​Former HHS cyber chief gets 25-year sentence in child porn case

AFP Photo / John Moore
The former acting director of cyber security for the United States Department of Health and Human Services has been sentenced to 25 years in prison after a jury convicted him five months earlier on child pornography charges.

Timothy DeFoggi, 56, formerly of Germantown, Maryland, will now spend upwards of a quarter-century behind bars for engaging in a child exploitation enterprise and related charges brought in US District Court for the District of Nebraska in 2013 after prosecutors tied the former HHS cyber chief to a secret online website where sexually explicit images of children were shared among members.

After investigators compromised the website, PedoBook, in late 2012, they began collecting information about visitors who had navigated to the site over the Tor anonymity network. Prosecutors told the court that investigators then identified members who traded illegal content and engaged in elicit conversations with one another about exploiting and even killing children.

DeFoggi “exchanged private messages with other members where he expressed an interest in the violent rape and murder of children” between March and December of 2012, prosecutors previously alleged. As RT earlier reported, DeFoggi worked as a lead IT specialist for the agency’s Office of the Assistant Secretary for Administration while he was under indictment through January 2014.

READ MORE: Federal cybersecurity director convicted of child porn charges

On the stand last August, DeFoggi testified that he used the Tor browser to surf secret sites, but did so to “find hidden servers that could be a threat to the government,” according to Alissa Skelton, an Omaha World-Herald reporter who has covered the case. Authorities raided DeFoggi’s home in April 2013 and caught him holding a laptop that was downloading pornography, prompting the court to reject the defense's attempt at overturning the conviction, according to Skelton.

“It was in my blood and I loved every part of it,” DeFoggi insisted still during Monday’s sentencing hearing, according to Skelton. “My passion was to defeat Tor.”

“Using the same technological expertise he employed as Acting Director of Cyber Security at HHS, DeFoggi attempted to sexually exploit children and traffic in child pornography through an anonymous computer network of child predators,” Assistant Attorney General Leslie R. Caldwell of the Justice Department’s Criminal Division said in an official statement accounting this week's hearing.

“But dangerous criminals cannot be allowed to operate online with impunity.
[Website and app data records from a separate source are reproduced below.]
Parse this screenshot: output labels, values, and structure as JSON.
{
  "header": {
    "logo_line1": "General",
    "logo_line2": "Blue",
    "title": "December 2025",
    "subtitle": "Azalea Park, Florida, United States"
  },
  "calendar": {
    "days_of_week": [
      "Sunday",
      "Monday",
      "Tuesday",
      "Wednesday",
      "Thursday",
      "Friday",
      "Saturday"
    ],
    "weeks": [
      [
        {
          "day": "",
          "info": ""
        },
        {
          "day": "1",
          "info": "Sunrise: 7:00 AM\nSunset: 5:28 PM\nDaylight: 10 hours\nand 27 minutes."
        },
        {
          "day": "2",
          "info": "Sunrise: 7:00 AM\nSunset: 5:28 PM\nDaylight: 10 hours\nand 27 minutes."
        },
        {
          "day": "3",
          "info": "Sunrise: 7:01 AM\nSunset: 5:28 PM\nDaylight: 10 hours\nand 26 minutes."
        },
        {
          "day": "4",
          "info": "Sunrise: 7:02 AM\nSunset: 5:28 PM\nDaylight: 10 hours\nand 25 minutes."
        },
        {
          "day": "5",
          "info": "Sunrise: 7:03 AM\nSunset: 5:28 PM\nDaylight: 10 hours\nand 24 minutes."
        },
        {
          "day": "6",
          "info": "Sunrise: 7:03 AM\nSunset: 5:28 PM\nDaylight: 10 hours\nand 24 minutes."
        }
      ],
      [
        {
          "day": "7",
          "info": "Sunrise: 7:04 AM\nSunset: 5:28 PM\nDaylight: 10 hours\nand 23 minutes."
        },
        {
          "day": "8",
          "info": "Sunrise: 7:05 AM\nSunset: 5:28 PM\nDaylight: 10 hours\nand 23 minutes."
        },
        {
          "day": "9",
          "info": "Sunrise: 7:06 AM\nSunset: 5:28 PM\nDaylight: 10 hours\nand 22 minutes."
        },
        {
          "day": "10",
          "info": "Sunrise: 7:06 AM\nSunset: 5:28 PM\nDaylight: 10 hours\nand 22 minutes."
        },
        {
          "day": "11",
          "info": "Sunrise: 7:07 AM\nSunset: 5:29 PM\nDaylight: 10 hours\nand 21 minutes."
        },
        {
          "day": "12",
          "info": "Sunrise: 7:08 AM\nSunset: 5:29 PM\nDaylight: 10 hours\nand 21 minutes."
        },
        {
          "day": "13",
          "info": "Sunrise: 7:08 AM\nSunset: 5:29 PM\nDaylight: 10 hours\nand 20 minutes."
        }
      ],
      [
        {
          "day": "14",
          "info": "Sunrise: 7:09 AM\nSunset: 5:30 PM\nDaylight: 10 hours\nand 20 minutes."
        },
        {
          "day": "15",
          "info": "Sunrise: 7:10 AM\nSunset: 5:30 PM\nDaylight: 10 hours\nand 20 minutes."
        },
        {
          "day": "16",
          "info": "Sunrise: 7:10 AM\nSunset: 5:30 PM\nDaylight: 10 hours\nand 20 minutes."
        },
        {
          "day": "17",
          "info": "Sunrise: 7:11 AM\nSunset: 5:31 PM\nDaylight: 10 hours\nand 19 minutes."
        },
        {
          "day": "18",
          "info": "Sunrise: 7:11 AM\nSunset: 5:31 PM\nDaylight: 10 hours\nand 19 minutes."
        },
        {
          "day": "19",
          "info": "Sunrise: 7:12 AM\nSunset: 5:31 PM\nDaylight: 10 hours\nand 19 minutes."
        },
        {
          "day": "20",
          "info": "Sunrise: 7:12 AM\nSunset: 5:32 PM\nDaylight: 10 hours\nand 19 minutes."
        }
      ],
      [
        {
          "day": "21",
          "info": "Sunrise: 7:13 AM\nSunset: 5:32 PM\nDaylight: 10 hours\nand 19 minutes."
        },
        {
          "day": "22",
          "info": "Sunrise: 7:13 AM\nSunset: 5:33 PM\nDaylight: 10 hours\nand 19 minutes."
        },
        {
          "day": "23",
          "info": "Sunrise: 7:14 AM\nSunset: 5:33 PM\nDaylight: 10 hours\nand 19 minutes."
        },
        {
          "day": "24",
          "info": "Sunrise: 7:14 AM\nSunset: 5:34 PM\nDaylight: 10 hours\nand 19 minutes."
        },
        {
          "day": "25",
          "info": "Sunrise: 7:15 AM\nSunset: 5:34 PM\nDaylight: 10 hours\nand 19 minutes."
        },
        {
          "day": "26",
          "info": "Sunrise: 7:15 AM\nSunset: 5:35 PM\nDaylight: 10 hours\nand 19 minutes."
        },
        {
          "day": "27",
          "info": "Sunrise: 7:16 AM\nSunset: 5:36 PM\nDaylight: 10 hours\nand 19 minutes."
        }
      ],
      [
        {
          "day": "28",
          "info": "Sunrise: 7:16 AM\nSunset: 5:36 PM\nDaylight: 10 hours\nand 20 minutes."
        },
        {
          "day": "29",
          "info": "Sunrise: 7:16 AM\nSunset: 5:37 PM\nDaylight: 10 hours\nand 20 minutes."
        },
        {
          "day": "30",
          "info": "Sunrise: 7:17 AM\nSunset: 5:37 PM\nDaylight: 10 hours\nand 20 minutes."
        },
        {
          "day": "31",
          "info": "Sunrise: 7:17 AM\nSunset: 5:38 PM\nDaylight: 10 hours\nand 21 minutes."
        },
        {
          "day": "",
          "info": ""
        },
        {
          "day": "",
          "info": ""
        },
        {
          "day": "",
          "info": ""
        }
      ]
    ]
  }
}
Today’s sentence shows that the Department of Justice will bring criminals and child predators to justice, even when they employ anonymous networks like Tor.”

“Today's sentence and the others imposed earlier demonstrate that those who exploit children will be aggressively pursued and prosecuted to the full extent of the law,” added US Attorney Deborah R. Gilg of the District of Nebraska. “Those who think they are acting anonymously on the Internet will be found and held accountable.”

Reporting from Monday’s hearing, Skelton wrote that federal prosecutors did not provide any evidence during the trial suggesting that DeFoggi physically abused children, but rather relied on chat logs to show his alleged intentions.

“People discussing disgusting fantasies are not breaking the law,” defense attorney John Berry Jr. countered in court last year, according to Skelton.

“The defendant accessed illegal child pornography,” countered Keith Becker, a federal prosecutor, during an August hearing. “The child pornography is not fantasy. You have seen the images.”

Lawyers for the US government succeeded during the trial at getting a jury to convict DeFoggi on counts of engaging in a child exploitation enterprise, conspiracy to advertise and distribute child pornography, and accessing a computer with intent to view child pornography in connection with his membership in a child pornography site. But Judge Smith Camp dismissed the conspiracy and distribution charges in December because, according to Skelton, they were included within the larger charge of engaging in a child exploitation enterprise.

According to Monday’s press release from the Justice Department, DeFoggi became the sixth person convicted as part of an ongoing probe targeting three Tor network-based child pornography websites, including PedoBook, and the fifth so far to be sentenced. Aaron McGrath, the administrator of PedoBook, is serving the next-longest stint, having previously been handed a 20-year sentence for his role in the enterprise.

According to Kim Zetter, a reporter for Wired, the FBI secretly ran PedoBook for several weeks after arresting McGrath in November 2012. Authorities say DeFoggi was a member of the site until it was subsequently shut down the following month.